The answer should contain every record below, output exactly.

Exercise data |
- Opening Delimiter -

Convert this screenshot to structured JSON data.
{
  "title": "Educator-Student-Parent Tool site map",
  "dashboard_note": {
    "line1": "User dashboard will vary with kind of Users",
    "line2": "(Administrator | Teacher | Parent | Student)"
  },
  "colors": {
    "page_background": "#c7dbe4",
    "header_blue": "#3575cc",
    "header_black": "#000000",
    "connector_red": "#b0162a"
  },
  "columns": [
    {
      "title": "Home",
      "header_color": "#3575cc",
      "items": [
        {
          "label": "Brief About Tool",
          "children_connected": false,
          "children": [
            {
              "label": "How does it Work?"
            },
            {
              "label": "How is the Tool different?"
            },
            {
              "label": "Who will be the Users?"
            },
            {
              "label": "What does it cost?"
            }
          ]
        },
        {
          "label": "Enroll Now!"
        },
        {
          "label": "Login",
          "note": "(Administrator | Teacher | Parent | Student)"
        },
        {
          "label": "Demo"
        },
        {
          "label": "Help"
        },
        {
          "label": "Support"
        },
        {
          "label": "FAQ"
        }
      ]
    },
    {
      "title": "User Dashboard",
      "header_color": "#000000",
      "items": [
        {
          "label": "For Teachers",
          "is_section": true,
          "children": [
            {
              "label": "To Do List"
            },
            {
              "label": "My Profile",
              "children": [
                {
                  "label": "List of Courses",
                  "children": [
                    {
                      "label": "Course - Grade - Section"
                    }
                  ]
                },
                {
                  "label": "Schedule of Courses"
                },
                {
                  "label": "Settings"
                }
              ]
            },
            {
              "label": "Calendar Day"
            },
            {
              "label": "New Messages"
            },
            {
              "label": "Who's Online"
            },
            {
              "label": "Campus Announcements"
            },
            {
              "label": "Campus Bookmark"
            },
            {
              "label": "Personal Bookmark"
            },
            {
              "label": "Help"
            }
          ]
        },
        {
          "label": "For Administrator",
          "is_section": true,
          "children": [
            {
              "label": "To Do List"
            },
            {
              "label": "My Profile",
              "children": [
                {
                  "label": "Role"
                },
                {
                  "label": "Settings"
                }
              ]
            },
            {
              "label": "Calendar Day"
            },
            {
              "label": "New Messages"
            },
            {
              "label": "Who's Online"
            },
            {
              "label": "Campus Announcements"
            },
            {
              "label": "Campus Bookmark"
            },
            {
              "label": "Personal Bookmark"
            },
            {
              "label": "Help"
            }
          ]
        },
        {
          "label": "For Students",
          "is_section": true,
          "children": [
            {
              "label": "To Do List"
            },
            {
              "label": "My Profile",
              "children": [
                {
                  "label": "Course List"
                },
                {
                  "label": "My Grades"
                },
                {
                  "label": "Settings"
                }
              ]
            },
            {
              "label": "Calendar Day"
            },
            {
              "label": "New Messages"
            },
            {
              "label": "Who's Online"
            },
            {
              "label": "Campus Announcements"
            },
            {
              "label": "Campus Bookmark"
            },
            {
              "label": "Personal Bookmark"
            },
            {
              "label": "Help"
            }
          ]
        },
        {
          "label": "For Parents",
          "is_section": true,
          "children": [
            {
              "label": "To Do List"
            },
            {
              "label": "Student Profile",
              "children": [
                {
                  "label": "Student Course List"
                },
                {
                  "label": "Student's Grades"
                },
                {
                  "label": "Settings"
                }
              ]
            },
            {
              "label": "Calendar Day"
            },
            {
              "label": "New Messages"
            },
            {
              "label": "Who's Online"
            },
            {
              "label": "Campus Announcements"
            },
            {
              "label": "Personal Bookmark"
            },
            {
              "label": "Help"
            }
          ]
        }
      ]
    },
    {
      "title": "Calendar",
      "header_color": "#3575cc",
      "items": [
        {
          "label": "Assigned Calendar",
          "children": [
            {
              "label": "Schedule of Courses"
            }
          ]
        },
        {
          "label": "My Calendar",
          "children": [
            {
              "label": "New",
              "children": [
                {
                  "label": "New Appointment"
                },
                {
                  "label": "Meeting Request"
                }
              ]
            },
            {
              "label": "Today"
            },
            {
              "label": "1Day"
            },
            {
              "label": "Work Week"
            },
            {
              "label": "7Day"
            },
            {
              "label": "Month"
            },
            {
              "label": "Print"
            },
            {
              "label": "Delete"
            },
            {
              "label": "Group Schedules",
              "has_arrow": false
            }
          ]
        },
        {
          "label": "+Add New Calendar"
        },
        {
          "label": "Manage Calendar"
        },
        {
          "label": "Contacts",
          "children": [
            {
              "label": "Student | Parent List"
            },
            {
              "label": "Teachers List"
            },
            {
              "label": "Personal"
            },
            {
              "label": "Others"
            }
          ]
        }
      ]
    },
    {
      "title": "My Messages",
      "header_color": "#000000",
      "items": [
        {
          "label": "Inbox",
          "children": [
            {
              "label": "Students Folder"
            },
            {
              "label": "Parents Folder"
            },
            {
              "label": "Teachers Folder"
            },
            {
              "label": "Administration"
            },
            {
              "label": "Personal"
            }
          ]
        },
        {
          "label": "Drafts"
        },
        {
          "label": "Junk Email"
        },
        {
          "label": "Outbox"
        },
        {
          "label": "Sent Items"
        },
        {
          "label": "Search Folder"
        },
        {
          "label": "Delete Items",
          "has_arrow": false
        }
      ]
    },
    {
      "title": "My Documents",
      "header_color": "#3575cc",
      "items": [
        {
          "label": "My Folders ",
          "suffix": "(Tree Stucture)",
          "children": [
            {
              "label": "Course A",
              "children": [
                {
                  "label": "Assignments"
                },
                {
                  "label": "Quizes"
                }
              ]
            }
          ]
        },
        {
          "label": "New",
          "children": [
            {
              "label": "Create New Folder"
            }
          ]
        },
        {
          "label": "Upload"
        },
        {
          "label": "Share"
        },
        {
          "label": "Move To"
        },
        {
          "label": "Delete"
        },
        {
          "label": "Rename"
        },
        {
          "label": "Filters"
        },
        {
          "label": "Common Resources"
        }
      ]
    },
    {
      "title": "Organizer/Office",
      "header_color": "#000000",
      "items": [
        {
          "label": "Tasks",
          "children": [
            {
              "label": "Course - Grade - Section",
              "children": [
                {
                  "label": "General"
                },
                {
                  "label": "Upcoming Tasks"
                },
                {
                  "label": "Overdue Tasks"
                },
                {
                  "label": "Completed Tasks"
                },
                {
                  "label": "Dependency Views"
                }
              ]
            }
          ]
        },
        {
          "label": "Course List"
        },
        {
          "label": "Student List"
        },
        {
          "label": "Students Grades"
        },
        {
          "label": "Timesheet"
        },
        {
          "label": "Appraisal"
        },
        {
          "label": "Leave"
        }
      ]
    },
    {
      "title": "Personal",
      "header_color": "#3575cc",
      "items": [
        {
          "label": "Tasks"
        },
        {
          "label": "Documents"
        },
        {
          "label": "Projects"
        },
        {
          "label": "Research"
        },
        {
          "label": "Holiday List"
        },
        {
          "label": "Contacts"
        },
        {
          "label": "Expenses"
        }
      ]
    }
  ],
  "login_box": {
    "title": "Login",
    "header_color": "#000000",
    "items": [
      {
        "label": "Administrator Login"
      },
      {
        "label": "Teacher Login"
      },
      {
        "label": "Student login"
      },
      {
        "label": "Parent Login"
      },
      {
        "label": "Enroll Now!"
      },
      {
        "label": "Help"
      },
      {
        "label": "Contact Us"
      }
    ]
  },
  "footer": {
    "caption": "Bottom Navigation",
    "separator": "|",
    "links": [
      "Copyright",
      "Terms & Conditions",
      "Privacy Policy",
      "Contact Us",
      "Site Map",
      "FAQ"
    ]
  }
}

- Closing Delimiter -

Answer to this exercise |
Convert this screenshot to structured JSON data.
{
  "title": "Educator-Student-Parent Tool site map",
  "dashboard_note": {
    "line1": "User dashboard will vary with kind of Users",
    "line2": "(Administrator | Teacher | Parent | Student)"
  },
  "colors": {
    "page_background": "#c7dbe4",
    "header_blue": "#3575cc",
    "header_black": "#000000",
    "connector_red": "#b0162a"
  },
  "columns": [
    {
      "title": "Home",
      "header_color": "#3575cc",
      "items": [
        {
          "label": "Brief About Tool",
          "children_connected": false,
          "children": [
            {
              "label": "How does it Work?"
            },
            {
              "label": "How is the Tool different?"
            },
            {
              "label": "Who will be the Users?"
            },
            {
              "label": "What does it cost?"
            }
          ]
        },
        {
          "label": "Enroll Now!"
        },
        {
          "label": "Login",
          "note": "(Administrator | Teacher | Parent | Student)"
        },
        {
          "label": "Demo"
        },
        {
          "label": "Help"
        },
        {
          "label": "Support"
        },
        {
          "label": "FAQ"
        }
      ]
    },
    {
      "title": "User Dashboard",
      "header_color": "#000000",
      "items": [
        {
          "label": "For Teachers",
          "is_section": true,
          "children": [
            {
              "label": "To Do List"
            },
            {
              "label": "My Profile",
              "children": [
                {
                  "label": "List of Courses",
                  "children": [
                    {
                      "label": "Course - Grade - Section"
                    }
                  ]
                },
                {
                  "label": "Schedule of Courses"
                },
                {
                  "label": "Settings"
                }
              ]
            },
            {
              "label": "Calendar Day"
            },
            {
              "label": "New Messages"
            },
            {
              "label": "Who's Online"
            },
            {
              "label": "Campus Announcements"
            },
            {
              "label": "Campus Bookmark"
            },
            {
              "label": "Personal Bookmark"
            },
            {
              "label": "Help"
            }
          ]
        },
        {
          "label": "For Administrator",
          "is_section": true,
          "children": [
            {
              "label": "To Do List"
            },
            {
              "label": "My Profile",
              "children": [
                {
                  "label": "Role"
                },
                {
                  "label": "Settings"
                }
              ]
            },
            {
              "label": "Calendar Day"
            },
            {
              "label": "New Messages"
            },
            {
              "label": "Who's Online"
            },
            {
              "label": "Campus Announcements"
            },
            {
              "label": "Campus Bookmark"
            },
            {
              "label": "Personal Bookmark"
            },
            {
              "label": "Help"
            }
          ]
        },
        {
          "label": "For Students",
          "is_section": true,
          "children": [
            {
              "label": "To Do List"
            },
            {
              "label": "My Profile",
              "children": [
                {
                  "label": "Course List"
                },
                {
                  "label": "My Grades"
                },
                {
                  "label": "Settings"
                }
              ]
            },
            {
              "label": "Calendar Day"
            },
            {
              "label": "New Messages"
            },
            {
              "label": "Who's Online"
            },
            {
              "label": "Campus Announcements"
            },
            {
              "label": "Campus Bookmark"
            },
            {
              "label": "Personal Bookmark"
            },
            {
              "label": "Help"
            }
          ]
        },
        {
          "label": "For Parents",
          "is_section": true,
          "children": [
            {
              "label": "To Do List"
            },
            {
              "label": "Student Profile",
              "children": [
                {
                  "label": "Student Course List"
                },
                {
                  "label": "Student's Grades"
                },
                {
                  "label": "Settings"
                }
              ]
            },
            {
              "label": "Calendar Day"
            },
            {
              "label": "New Messages"
            },
            {
              "label": "Who's Online"
            },
            {
              "label": "Campus Announcements"
            },
            {
              "label": "Personal Bookmark"
            },
            {
              "label": "Help"
            }
          ]
        }
      ]
    },
    {
      "title": "Calendar",
      "header_color": "#3575cc",
      "items": [
        {
          "label": "Assigned Calendar",
          "children": [
            {
              "label": "Schedule of Courses"
            }
          ]
        },
        {
          "label": "My Calendar",
          "children": [
            {
              "label": "New",
              "children": [
                {
                  "label": "New Appointment"
                },
                {
                  "label": "Meeting Request"
                }
              ]
            },
            {
              "label": "Today"
            },
            {
              "label": "1Day"
            },
            {
              "label": "Work Week"
            },
            {
              "label": "7Day"
            },
            {
              "label": "Month"
            },
            {
              "label": "Print"
            },
            {
              "label": "Delete"
            },
            {
              "label": "Group Schedules",
              "has_arrow": false
            }
          ]
        },
        {
          "label": "+Add New Calendar"
        },
        {
          "label": "Manage Calendar"
        },
        {
          "label": "Contacts",
          "children": [
            {
              "label": "Student | Parent List"
            },
            {
              "label": "Teachers List"
            },
            {
              "label": "Personal"
            },
            {
              "label": "Others"
            }
          ]
        }
      ]
    },
    {
      "title": "My Messages",
      "header_color": "#000000",
      "items": [
        {
          "label": "Inbox",
          "children": [
            {
              "label": "Students Folder"
            },
            {
              "label": "Parents Folder"
            },
            {
              "label": "Teachers Folder"
            },
            {
              "label": "Administration"
            },
            {
              "label": "Personal"
            }
          ]
        },
        {
          "label": "Drafts"
        },
        {
          "label": "Junk Email"
        },
        {
          "label": "Outbox"
        },
        {
          "label": "Sent Items"
        },
        {
          "label": "Search Folder"
        },
        {
          "label": "Delete Items",
          "has_arrow": false
        }
      ]
    },
    {
      "title": "My Documents",
      "header_color": "#3575cc",
      "items": [
        {
          "label": "My Folders ",
          "suffix": "(Tree Stucture)",
          "children": [
            {
              "label": "Course A",
              "children": [
                {
                  "label": "Assignments"
                },
                {
                  "label": "Quizes"
                }
              ]
            }
          ]
        },
        {
          "label": "New",
          "children": [
            {
              "label": "Create New Folder"
            }
          ]
        },
        {
          "label": "Upload"
        },
        {
          "label": "Share"
        },
        {
          "label": "Move To"
        },
        {
          "label": "Delete"
        },
        {
          "label": "Rename"
        },
        {
          "label": "Filters"
        },
        {
          "label": "Common Resources"
        }
      ]
    },
    {
      "title": "Organizer/Office",
      "header_color": "#000000",
      "items": [
        {
          "label": "Tasks",
          "children": [
            {
              "label": "Course - Grade - Section",
              "children": [
                {
                  "label": "General"
                },
                {
                  "label": "Upcoming Tasks"
                },
                {
                  "label": "Overdue Tasks"
                },
                {
                  "label": "Completed Tasks"
                },
                {
                  "label": "Dependency Views"
                }
              ]
            }
          ]
        },
        {
          "label": "Course List"
        },
        {
          "label": "Student List"
        },
        {
          "label": "Students Grades"
        },
        {
          "label": "Timesheet"
        },
        {
          "label": "Appraisal"
        },
        {
          "label": "Leave"
        }
      ]
    },
    {
      "title": "Personal",
      "header_color": "#3575cc",
      "items": [
        {
          "label": "Tasks"
        },
        {
          "label": "Documents"
        },
        {
          "label": "Projects"
        },
        {
          "label": "Research"
        },
        {
          "label": "Holiday List"
        },
        {
          "label": "Contacts"
        },
        {
          "label": "Expenses"
        }
      ]
    }
  ],
  "login_box": {
    "title": "Login",
    "header_color": "#000000",
    "items": [
      {
        "label": "Administrator Login"
      },
      {
        "label": "Teacher Login"
      },
      {
        "label": "Student login"
      },
      {
        "label": "Parent Login"
      },
      {
        "label": "Enroll Now!"
      },
      {
        "label": "Help"
      },
      {
        "label": "Contact Us"
      }
    ]
  },
  "footer": {
    "caption": "Bottom Navigation",
    "separator": "|",
    "links": [
      "Copyright",
      "Terms & Conditions",
      "Privacy Policy",
      "Contact Us",
      "Site Map",
      "FAQ"
    ]
  }
}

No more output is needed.